◆ Work order
Only the lines with "value" in them need to be copied from the listing.

== Segment start ==

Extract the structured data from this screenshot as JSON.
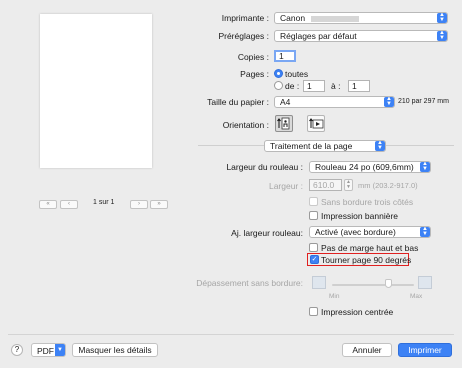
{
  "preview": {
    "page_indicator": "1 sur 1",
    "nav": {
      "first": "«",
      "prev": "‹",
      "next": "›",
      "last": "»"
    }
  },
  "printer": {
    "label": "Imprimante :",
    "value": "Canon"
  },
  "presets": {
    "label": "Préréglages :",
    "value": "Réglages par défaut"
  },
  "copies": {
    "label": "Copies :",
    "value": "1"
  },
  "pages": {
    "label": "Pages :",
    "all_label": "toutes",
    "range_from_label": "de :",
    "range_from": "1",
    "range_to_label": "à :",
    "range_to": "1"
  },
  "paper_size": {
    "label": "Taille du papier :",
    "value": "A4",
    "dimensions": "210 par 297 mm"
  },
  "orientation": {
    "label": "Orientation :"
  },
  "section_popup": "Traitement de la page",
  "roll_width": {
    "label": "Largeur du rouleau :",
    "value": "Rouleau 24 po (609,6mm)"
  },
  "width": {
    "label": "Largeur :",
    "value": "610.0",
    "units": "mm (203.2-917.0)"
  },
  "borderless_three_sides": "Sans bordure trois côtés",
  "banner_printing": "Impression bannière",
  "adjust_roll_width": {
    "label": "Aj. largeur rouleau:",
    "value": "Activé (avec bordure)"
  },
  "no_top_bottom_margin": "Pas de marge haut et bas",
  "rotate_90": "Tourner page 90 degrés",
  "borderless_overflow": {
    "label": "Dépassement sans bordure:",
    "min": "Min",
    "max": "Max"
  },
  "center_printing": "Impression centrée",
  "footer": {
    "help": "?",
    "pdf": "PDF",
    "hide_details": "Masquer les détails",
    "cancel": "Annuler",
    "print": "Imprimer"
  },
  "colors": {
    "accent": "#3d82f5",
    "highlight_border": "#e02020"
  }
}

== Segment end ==

◆ Response
    "value": "Canon"
    "value": "Réglages par défaut"
    "value": "1"
    "value": "A4",
    "value": "Rouleau 24 po (609,6mm)"
    "value": "610.0",
    "value": "Activé (avec bordure)"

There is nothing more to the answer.